If more than a basic conveyor unit is needed, one of the features to consider is more precise heat control. Some have separate control of the top and bottom elements that can be good for toasting various products like English muffins, for example. Also, if you have a self-service application like a buffet line or a cafeteria you can purchase “decorator” style toasters. They come in a range of color choices and generally have a nice front-of-the-house look.
Where customers are involved, you will also want to invest in a model with a “cool touch” exterior. In self-service applications, you'll want the cooler unit for safety. Commercial toasters are more powerful and hotter than home models, so caution must be used.
Most types of pop-up or conveyor toasters can produce an acceptable product. To determine the toaster appropriate for your needs, look at the features offered and the associated price. If you are tight on space, a pop-up toaster will take up only about one square foot of counter space. However, if you are a high-volume business and require flexibility, a conveyor may be for you.

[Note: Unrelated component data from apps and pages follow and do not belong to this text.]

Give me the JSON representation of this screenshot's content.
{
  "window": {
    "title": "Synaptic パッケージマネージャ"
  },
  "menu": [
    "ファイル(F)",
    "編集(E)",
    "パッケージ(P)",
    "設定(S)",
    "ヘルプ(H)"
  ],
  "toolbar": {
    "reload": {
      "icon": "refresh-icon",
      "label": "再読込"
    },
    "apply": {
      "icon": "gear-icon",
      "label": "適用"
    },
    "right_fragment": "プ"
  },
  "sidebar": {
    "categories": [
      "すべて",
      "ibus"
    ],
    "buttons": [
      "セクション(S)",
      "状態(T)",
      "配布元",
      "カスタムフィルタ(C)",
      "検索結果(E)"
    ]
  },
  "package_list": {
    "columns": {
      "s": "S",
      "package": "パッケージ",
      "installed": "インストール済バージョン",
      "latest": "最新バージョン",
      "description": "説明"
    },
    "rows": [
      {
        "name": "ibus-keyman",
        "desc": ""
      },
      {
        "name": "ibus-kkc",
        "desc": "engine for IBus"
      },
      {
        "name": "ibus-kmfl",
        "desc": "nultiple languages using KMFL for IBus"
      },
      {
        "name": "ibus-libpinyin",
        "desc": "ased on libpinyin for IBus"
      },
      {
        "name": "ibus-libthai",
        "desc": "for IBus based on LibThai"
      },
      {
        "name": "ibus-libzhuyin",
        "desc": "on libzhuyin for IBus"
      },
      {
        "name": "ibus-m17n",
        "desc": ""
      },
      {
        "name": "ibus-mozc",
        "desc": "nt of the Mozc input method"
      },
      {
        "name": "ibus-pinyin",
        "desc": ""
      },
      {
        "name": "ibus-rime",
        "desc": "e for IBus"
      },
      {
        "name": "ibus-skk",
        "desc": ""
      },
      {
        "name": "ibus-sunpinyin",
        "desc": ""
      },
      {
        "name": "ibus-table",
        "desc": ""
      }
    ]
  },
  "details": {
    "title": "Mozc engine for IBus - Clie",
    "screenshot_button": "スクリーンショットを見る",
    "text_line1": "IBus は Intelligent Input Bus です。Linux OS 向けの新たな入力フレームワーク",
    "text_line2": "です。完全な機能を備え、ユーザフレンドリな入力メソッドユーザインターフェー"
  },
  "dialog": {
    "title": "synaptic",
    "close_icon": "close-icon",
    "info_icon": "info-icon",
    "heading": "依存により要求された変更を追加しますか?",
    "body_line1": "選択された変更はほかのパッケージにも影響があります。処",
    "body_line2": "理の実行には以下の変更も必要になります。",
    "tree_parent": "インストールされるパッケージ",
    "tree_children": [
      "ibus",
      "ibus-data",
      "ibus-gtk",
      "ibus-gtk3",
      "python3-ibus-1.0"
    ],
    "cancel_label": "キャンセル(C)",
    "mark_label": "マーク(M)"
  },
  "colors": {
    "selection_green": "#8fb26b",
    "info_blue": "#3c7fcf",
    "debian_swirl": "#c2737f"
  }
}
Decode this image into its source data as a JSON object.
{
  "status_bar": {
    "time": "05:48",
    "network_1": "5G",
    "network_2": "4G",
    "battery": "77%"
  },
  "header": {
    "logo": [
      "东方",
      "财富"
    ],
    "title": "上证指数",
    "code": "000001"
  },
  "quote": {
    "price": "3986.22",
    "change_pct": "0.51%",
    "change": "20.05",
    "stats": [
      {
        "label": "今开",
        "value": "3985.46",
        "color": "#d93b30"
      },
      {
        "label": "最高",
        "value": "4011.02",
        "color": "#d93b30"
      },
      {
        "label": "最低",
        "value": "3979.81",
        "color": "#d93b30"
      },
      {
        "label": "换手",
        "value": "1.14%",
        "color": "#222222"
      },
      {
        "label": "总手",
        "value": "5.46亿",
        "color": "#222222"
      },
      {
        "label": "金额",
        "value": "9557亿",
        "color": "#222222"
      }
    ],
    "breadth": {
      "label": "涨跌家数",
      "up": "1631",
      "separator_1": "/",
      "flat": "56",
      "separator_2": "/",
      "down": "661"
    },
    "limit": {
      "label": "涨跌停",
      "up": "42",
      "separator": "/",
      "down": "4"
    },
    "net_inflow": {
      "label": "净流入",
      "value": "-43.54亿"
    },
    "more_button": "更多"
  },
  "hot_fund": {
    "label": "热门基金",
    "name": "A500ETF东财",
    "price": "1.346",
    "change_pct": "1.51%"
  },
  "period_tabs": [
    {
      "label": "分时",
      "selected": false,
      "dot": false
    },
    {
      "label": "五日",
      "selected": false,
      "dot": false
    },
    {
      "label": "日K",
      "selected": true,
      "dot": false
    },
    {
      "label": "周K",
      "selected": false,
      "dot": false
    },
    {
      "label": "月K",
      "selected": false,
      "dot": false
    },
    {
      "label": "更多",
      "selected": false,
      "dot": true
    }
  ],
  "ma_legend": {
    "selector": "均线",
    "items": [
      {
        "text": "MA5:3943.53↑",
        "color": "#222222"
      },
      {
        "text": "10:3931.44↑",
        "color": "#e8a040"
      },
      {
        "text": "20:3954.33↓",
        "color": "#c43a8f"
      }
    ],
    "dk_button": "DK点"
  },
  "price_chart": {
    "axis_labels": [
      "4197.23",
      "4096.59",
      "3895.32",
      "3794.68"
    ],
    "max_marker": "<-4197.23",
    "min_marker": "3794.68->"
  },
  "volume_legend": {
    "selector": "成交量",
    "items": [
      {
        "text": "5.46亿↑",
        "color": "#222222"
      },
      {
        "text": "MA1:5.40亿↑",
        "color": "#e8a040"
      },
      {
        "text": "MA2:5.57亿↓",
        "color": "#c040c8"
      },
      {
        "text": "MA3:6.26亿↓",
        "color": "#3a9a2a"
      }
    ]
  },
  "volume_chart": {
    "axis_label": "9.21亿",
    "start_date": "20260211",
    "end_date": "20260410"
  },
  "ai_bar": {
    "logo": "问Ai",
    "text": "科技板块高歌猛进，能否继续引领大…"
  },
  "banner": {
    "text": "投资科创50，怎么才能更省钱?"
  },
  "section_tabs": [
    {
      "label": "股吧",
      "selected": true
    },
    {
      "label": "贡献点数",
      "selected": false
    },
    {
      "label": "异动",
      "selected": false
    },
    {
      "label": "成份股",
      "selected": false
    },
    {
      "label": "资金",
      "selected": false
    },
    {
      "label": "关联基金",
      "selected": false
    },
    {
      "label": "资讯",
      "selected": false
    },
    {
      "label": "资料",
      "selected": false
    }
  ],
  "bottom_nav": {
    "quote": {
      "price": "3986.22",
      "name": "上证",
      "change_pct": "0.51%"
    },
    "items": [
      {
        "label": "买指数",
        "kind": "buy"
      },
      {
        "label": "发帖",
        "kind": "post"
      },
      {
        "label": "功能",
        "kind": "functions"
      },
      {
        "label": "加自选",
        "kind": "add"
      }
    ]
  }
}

Other types of specialty toasters include the pop-down toaster. It uses a less complex mechanism to drop toast onto a receiving tray under the unit rather than the conventional mechanism on a pop-up model used to raise the toast. The pop-down feature means that time is not lost removing toast from the slots before reloading. Toast quality can also be better than a pop-up, since toast does not sit in the toasting slots drying out if not removed immediately.
Finally, if you are going to be toasting lots of different products, consider some of the newer hybrid conveyor toaster-ovens. These units are not quite as powerful as a typical “bake from scratch” conveyor pizza oven, but can do a great job at melting cheese, toasting dressed sandwiches and subs and even finishing pre-baked pizzas.
If you treat your toaster well it should serve you a long time. Toasters generally should be kept in dry locations and away from areas that get sprayed down for cleaning. Toasters with electronic controls are especially prone to damage from water. Also, like any piece of equipment, toasters need periodic maintenance. Oiling motors in conveyor models will help extend their life, as will keeping the heating elements free of built-up debris. As with most any equipment, if you treat it well it will treat you well for a long time.
Dan Bendall is a principal of FoodStrategy, a Maryland-based consulting firm specializing in planning foodservice facilities. He is also a member of Foodservice Consultants Society International. Bendall can be reached at firstname.lastname@example.org.